### What is required
When the string "background" occurs in a line of the records, show that line.
┌──
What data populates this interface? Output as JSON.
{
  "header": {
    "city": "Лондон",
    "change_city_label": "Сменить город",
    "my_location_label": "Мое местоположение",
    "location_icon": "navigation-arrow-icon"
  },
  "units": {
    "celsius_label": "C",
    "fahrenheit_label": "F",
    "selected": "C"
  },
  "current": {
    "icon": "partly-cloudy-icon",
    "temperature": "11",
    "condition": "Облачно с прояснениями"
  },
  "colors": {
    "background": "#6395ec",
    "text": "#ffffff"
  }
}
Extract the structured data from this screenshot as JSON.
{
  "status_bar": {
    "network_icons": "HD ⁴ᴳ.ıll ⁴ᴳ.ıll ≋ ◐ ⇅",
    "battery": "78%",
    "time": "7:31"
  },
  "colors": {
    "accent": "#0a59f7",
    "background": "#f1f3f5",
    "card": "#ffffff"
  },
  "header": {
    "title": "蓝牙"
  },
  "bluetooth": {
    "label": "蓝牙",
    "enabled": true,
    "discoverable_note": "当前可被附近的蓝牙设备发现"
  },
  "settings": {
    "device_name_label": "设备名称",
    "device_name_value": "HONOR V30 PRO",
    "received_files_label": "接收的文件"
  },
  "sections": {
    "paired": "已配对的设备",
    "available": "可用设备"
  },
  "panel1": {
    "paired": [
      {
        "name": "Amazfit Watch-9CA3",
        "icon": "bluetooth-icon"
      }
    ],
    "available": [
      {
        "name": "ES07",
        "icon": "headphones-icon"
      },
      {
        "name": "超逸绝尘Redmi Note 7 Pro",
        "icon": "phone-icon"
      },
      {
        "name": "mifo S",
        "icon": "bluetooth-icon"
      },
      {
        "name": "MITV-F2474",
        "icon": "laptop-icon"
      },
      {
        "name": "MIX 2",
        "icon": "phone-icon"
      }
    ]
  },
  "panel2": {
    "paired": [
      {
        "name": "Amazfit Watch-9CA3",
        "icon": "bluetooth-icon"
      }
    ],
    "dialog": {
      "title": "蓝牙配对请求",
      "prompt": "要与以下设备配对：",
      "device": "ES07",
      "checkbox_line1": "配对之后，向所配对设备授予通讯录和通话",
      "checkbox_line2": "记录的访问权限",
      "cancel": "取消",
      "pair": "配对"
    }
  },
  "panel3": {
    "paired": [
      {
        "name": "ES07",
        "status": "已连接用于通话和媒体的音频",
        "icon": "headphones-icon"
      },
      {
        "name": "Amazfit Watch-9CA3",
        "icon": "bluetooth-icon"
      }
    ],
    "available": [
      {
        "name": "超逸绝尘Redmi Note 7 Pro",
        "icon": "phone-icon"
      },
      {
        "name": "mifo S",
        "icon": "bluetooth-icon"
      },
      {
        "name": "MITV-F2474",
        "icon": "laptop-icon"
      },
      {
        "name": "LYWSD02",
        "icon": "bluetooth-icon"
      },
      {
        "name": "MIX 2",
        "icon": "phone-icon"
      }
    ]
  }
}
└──
### Response to this task
    "background": "#6395ec",
    "background": "#f1f3f5",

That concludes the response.